● Task to carry out: All of the data goes into your copy exactly as written. Images do not.

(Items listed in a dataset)
######
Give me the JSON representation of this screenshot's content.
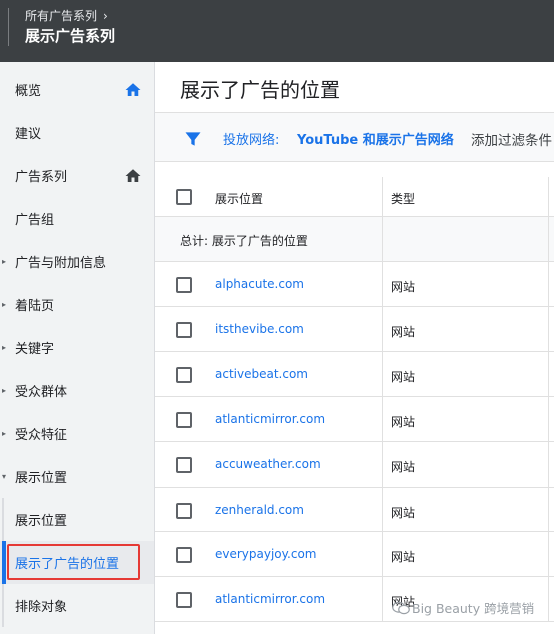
{
  "header": {
    "breadcrumb": "所有广告系列",
    "campaign_title": "展示广告系列"
  },
  "sidebar": {
    "items": [
      {
        "label": "概览",
        "home": true
      },
      {
        "label": "建议"
      },
      {
        "label": "广告系列",
        "home": true
      },
      {
        "label": "广告组"
      },
      {
        "label": "广告与附加信息",
        "expandable": true
      },
      {
        "label": "着陆页",
        "expandable": true
      },
      {
        "label": "关键字",
        "expandable": true
      },
      {
        "label": "受众群体",
        "expandable": true
      },
      {
        "label": "受众特征",
        "expandable": true
      },
      {
        "label": "展示位置",
        "expanded": true
      },
      {
        "label": "展示位置",
        "sub": true
      },
      {
        "label": "展示了广告的位置",
        "sub": true,
        "active": true
      },
      {
        "label": "排除对象",
        "sub": true
      }
    ]
  },
  "main": {
    "title": "展示了广告的位置",
    "filter": {
      "label": "投放网络:",
      "value": "YouTube 和展示广告网络",
      "add": "添加过滤条件"
    },
    "table": {
      "columns": [
        "展示位置",
        "类型"
      ],
      "total_label": "总计: 展示了广告的位置",
      "rows": [
        {
          "placement": "alphacute.com",
          "type": "网站"
        },
        {
          "placement": "itsthevibe.com",
          "type": "网站"
        },
        {
          "placement": "activebeat.com",
          "type": "网站"
        },
        {
          "placement": "atlanticmirror.com",
          "type": "网站"
        },
        {
          "placement": "accuweather.com",
          "type": "网站"
        },
        {
          "placement": "zenherald.com",
          "type": "网站"
        },
        {
          "placement": "everypayjoy.com",
          "type": "网站"
        },
        {
          "placement": "atlanticmirror.com",
          "type": "网站"
        }
      ]
    }
  },
  "watermark": "Big Beauty 跨境营销",
  "colors": {
    "header_bg": "#3c4043",
    "accent": "#1a73e8",
    "highlight_box": "#e53935",
    "sidebar_bg": "#f1f3f4"
  },
  "icons": [
    "chevron-right-icon",
    "home-icon",
    "expand-arrow-icon",
    "collapse-arrow-icon",
    "filter-icon",
    "checkbox-icon",
    "wechat-icon"
  ]
}
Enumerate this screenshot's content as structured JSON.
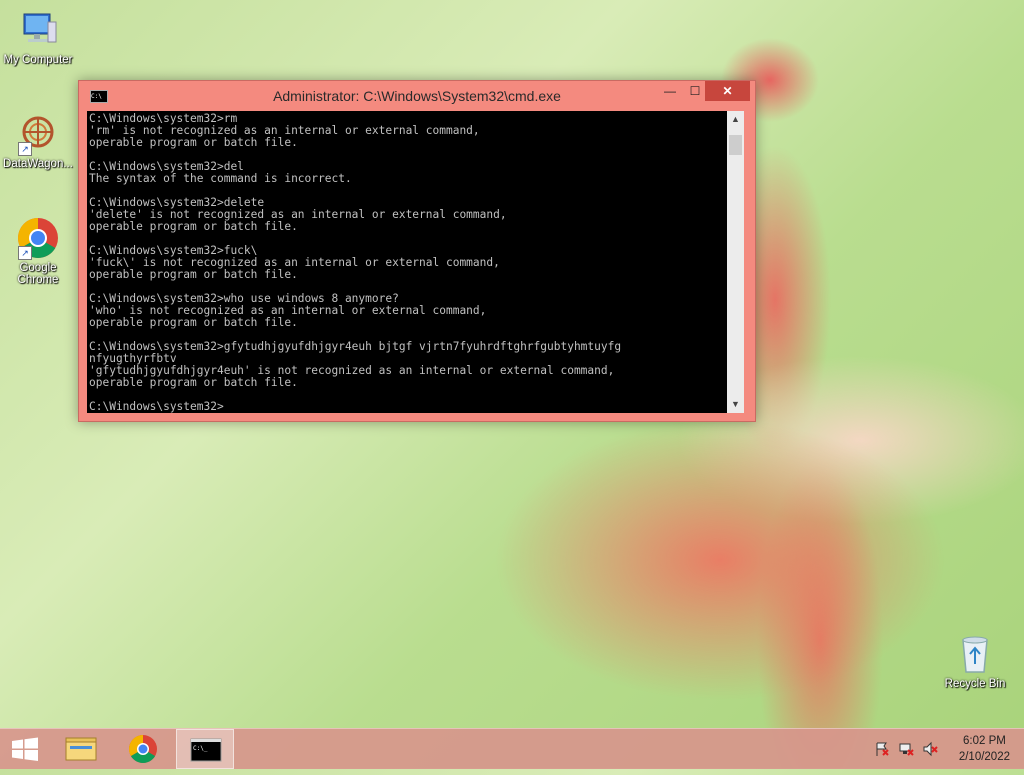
{
  "desktop": {
    "icons": [
      {
        "label": "My Computer"
      },
      {
        "label": "DataWagon..."
      },
      {
        "label": "Google\nChrome"
      },
      {
        "label": "Recycle Bin"
      }
    ]
  },
  "window": {
    "title": "Administrator: C:\\Windows\\System32\\cmd.exe",
    "minimize": "—",
    "maximize": "☐",
    "close": "✕",
    "console_text": "C:\\Windows\\system32>rm\n'rm' is not recognized as an internal or external command,\noperable program or batch file.\n\nC:\\Windows\\system32>del\nThe syntax of the command is incorrect.\n\nC:\\Windows\\system32>delete\n'delete' is not recognized as an internal or external command,\noperable program or batch file.\n\nC:\\Windows\\system32>fuck\\\n'fuck\\' is not recognized as an internal or external command,\noperable program or batch file.\n\nC:\\Windows\\system32>who use windows 8 anymore?\n'who' is not recognized as an internal or external command,\noperable program or batch file.\n\nC:\\Windows\\system32>gfytudhjgyufdhjgyr4euh bjtgf vjrtn7fyuhrdftghrfgubtyhmtuyfg\nnfyugthyrfbtv\n'gfytudhjgyufdhjgyr4euh' is not recognized as an internal or external command,\noperable program or batch file.\n\nC:\\Windows\\system32>"
  },
  "taskbar": {
    "clock_time": "6:02 PM",
    "clock_date": "2/10/2022"
  },
  "colors": {
    "window_frame": "#f48a7f",
    "close_button": "#c7463d",
    "console_bg": "#000000",
    "console_text": "#c0c0c0"
  }
}
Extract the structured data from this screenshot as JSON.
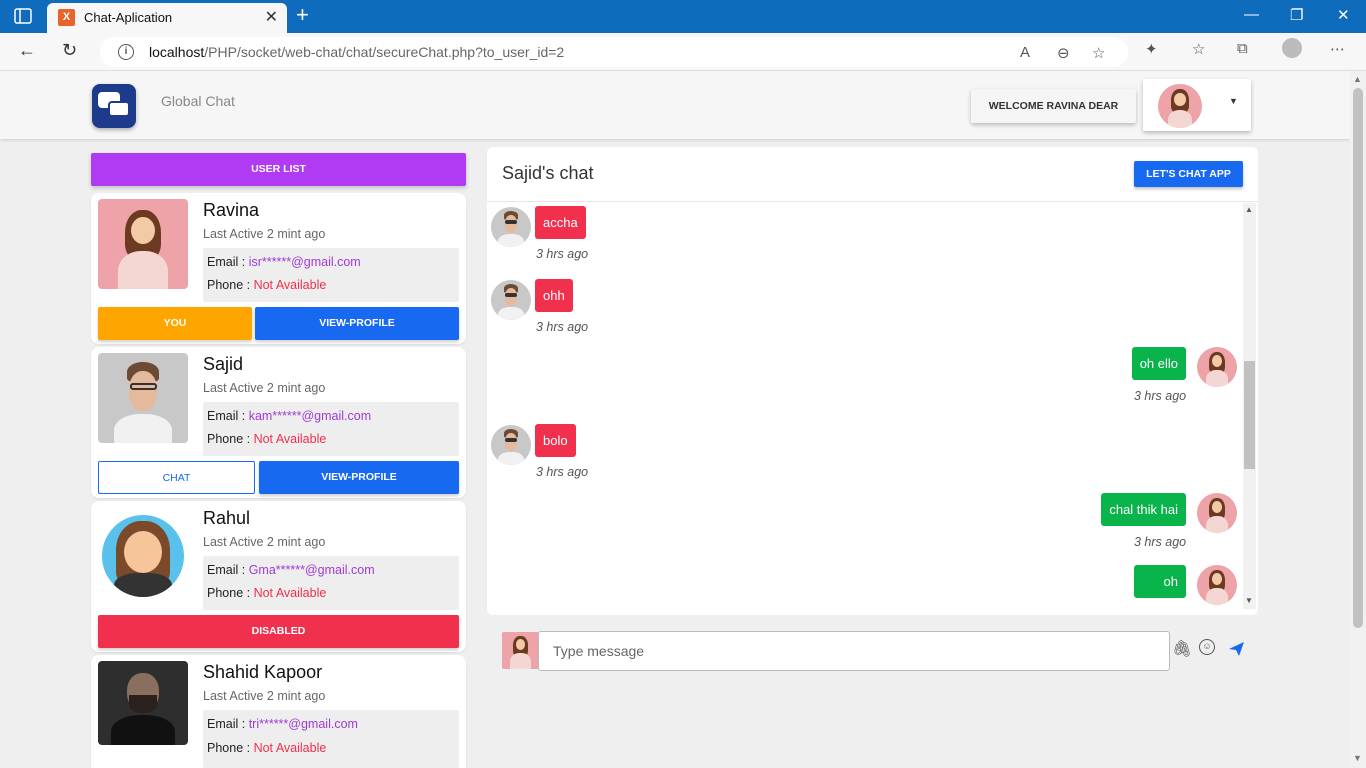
{
  "browser": {
    "tab_title": "Chat-Aplication",
    "tab_favicon": "xampp-icon",
    "url_host": "localhost",
    "url_path": "/PHP/socket/web-chat/chat/secureChat.php?to_user_id=2"
  },
  "header": {
    "brand": "Global Chat",
    "welcome": "WELCOME RAVINA DEAR"
  },
  "sidebar": {
    "user_list_label": "USER LIST",
    "email_label": "Email : ",
    "phone_label": "Phone : ",
    "users": [
      {
        "name": "Ravina",
        "last_active": "Last Active 2 mint ago",
        "email": "isr******@gmail.com",
        "phone": "Not Available",
        "btn_left": "YOU",
        "btn_right": "VIEW-PROFILE"
      },
      {
        "name": "Sajid",
        "last_active": "Last Active 2 mint ago",
        "email": "kam******@gmail.com",
        "phone": "Not Available",
        "btn_left": "CHAT",
        "btn_right": "VIEW-PROFILE"
      },
      {
        "name": "Rahul",
        "last_active": "Last Active 2 mint ago",
        "email": "Gma******@gmail.com",
        "phone": "Not Available",
        "btn_full": "DISABLED"
      },
      {
        "name": "Shahid Kapoor",
        "last_active": "Last Active 2 mint ago",
        "email": "tri******@gmail.com",
        "phone": "Not Available"
      }
    ]
  },
  "chat": {
    "title": "Sajid's chat",
    "app_button": "LET'S CHAT APP",
    "messages": [
      {
        "side": "in",
        "text": "accha",
        "time": "3 hrs ago"
      },
      {
        "side": "in",
        "text": "ohh",
        "time": "3 hrs ago"
      },
      {
        "side": "out",
        "text": "oh ello",
        "time": "3 hrs ago"
      },
      {
        "side": "in",
        "text": "bolo",
        "time": "3 hrs ago"
      },
      {
        "side": "out",
        "text": "chal thik hai",
        "time": "3 hrs ago"
      },
      {
        "side": "out",
        "text": "oh",
        "time": ""
      }
    ],
    "composer_placeholder": "Type message"
  },
  "colors": {
    "brand_blue": "#0f6cbd",
    "purple": "#b03bf2",
    "blue": "#1769f0",
    "orange": "#ffa500",
    "red": "#f0304c",
    "green": "#09b44b"
  }
}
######
● Result for this task:
Give me the JSON representation of this screenshot's content.
{
  "header": {
    "breadcrumb": "所有广告系列",
    "campaign_title": "展示广告系列"
  },
  "sidebar": {
    "items": [
      {
        "label": "概览",
        "home": true
      },
      {
        "label": "建议"
      },
      {
        "label": "广告系列",
        "home": true
      },
      {
        "label": "广告组"
      },
      {
        "label": "广告与附加信息",
        "expandable": true
      },
      {
        "label": "着陆页",
        "expandable": true
      },
      {
        "label": "关键字",
        "expandable": true
      },
      {
        "label": "受众群体",
        "expandable": true
      },
      {
        "label": "受众特征",
        "expandable": true
      },
      {
        "label": "展示位置",
        "expanded": true
      },
      {
        "label": "展示位置",
        "sub": true
      },
      {
        "label": "展示了广告的位置",
        "sub": true,
        "active": true
      },
      {
        "label": "排除对象",
        "sub": true
      }
    ]
  },
  "main": {
    "title": "展示了广告的位置",
    "filter": {
      "label": "投放网络:",
      "value": "YouTube 和展示广告网络",
      "add": "添加过滤条件"
    },
    "table": {
      "columns": [
        "展示位置",
        "类型"
      ],
      "total_label": "总计: 展示了广告的位置",
      "rows": [
        {
          "placement": "alphacute.com",
          "type": "网站"
        },
        {
          "placement": "itsthevibe.com",
          "type": "网站"
        },
        {
          "placement": "activebeat.com",
          "type": "网站"
        },
        {
          "placement": "atlanticmirror.com",
          "type": "网站"
        },
        {
          "placement": "accuweather.com",
          "type": "网站"
        },
        {
          "placement": "zenherald.com",
          "type": "网站"
        },
        {
          "placement": "everypayjoy.com",
          "type": "网站"
        },
        {
          "placement": "atlanticmirror.com",
          "type": "网站"
        }
      ]
    }
  },
  "watermark": "Big Beauty 跨境营销",
  "colors": {
    "header_bg": "#3c4043",
    "accent": "#1a73e8",
    "highlight_box": "#e53935",
    "sidebar_bg": "#f1f3f4"
  },
  "icons": [
    "chevron-right-icon",
    "home-icon",
    "expand-arrow-icon",
    "collapse-arrow-icon",
    "filter-icon",
    "checkbox-icon",
    "wechat-icon"
  ]
}
Enumerate this screenshot's content as structured JSON.
{
  "desktop": {
    "icons": [
      {
        "label": "My Computer"
      },
      {
        "label": "DataWagon..."
      },
      {
        "label": "Google\nChrome"
      },
      {
        "label": "Recycle Bin"
      }
    ]
  },
  "window": {
    "title": "Administrator: C:\\Windows\\System32\\cmd.exe",
    "minimize": "—",
    "maximize": "☐",
    "close": "✕",
    "console_text": "C:\\Windows\\system32>rm\n'rm' is not recognized as an internal or external command,\noperable program or batch file.\n\nC:\\Windows\\system32>del\nThe syntax of the command is incorrect.\n\nC:\\Windows\\system32>delete\n'delete' is not recognized as an internal or external command,\noperable program or batch file.\n\nC:\\Windows\\system32>fuck\\\n'fuck\\' is not recognized as an internal or external command,\noperable program or batch file.\n\nC:\\Windows\\system32>who use windows 8 anymore?\n'who' is not recognized as an internal or external command,\noperable program or batch file.\n\nC:\\Windows\\system32>gfytudhjgyufdhjgyr4euh bjtgf vjrtn7fyuhrdftghrfgubtyhmtuyfg\nnfyugthyrfbtv\n'gfytudhjgyufdhjgyr4euh' is not recognized as an internal or external command,\noperable program or batch file.\n\nC:\\Windows\\system32>"
  },
  "taskbar": {
    "clock_time": "6:02 PM",
    "clock_date": "2/10/2022"
  },
  "colors": {
    "window_frame": "#f48a7f",
    "close_button": "#c7463d",
    "console_bg": "#000000",
    "console_text": "#c0c0c0"
  }
}
Extract the structured data from this screenshot as JSON.
{
  "browser": {
    "tab_title": "Chat-Aplication",
    "tab_favicon": "xampp-icon",
    "url_host": "localhost",
    "url_path": "/PHP/socket/web-chat/chat/secureChat.php?to_user_id=2"
  },
  "header": {
    "brand": "Global Chat",
    "welcome": "WELCOME RAVINA DEAR"
  },
  "sidebar": {
    "user_list_label": "USER LIST",
    "email_label": "Email : ",
    "phone_label": "Phone : ",
    "users": [
      {
        "name": "Ravina",
        "last_active": "Last Active 2 mint ago",
        "email": "isr******@gmail.com",
        "phone": "Not Available",
        "btn_left": "YOU",
        "btn_right": "VIEW-PROFILE"
      },
      {
        "name": "Sajid",
        "last_active": "Last Active 2 mint ago",
        "email": "kam******@gmail.com",
        "phone": "Not Available",
        "btn_left": "CHAT",
        "btn_right": "VIEW-PROFILE"
      },
      {
        "name": "Rahul",
        "last_active": "Last Active 2 mint ago",
        "email": "Gma******@gmail.com",
        "phone": "Not Available",
        "btn_full": "DISABLED"
      },
      {
        "name": "Shahid Kapoor",
        "last_active": "Last Active 2 mint ago",
        "email": "tri******@gmail.com",
        "phone": "Not Available"
      }
    ]
  },
  "chat": {
    "title": "Sajid's chat",
    "app_button": "LET'S CHAT APP",
    "messages": [
      {
        "side": "in",
        "text": "accha",
        "time": "3 hrs ago"
      },
      {
        "side": "in",
        "text": "ohh",
        "time": "3 hrs ago"
      },
      {
        "side": "out",
        "text": "oh ello",
        "time": "3 hrs ago"
      },
      {
        "side": "in",
        "text": "bolo",
        "time": "3 hrs ago"
      },
      {
        "side": "out",
        "text": "chal thik hai",
        "time": "3 hrs ago"
      },
      {
        "side": "out",
        "text": "oh",
        "time": ""
      }
    ],
    "composer_placeholder": "Type message"
  },
  "colors": {
    "brand_blue": "#0f6cbd",
    "purple": "#b03bf2",
    "blue": "#1769f0",
    "orange": "#ffa500",
    "red": "#f0304c",
    "green": "#09b44b"
  }
}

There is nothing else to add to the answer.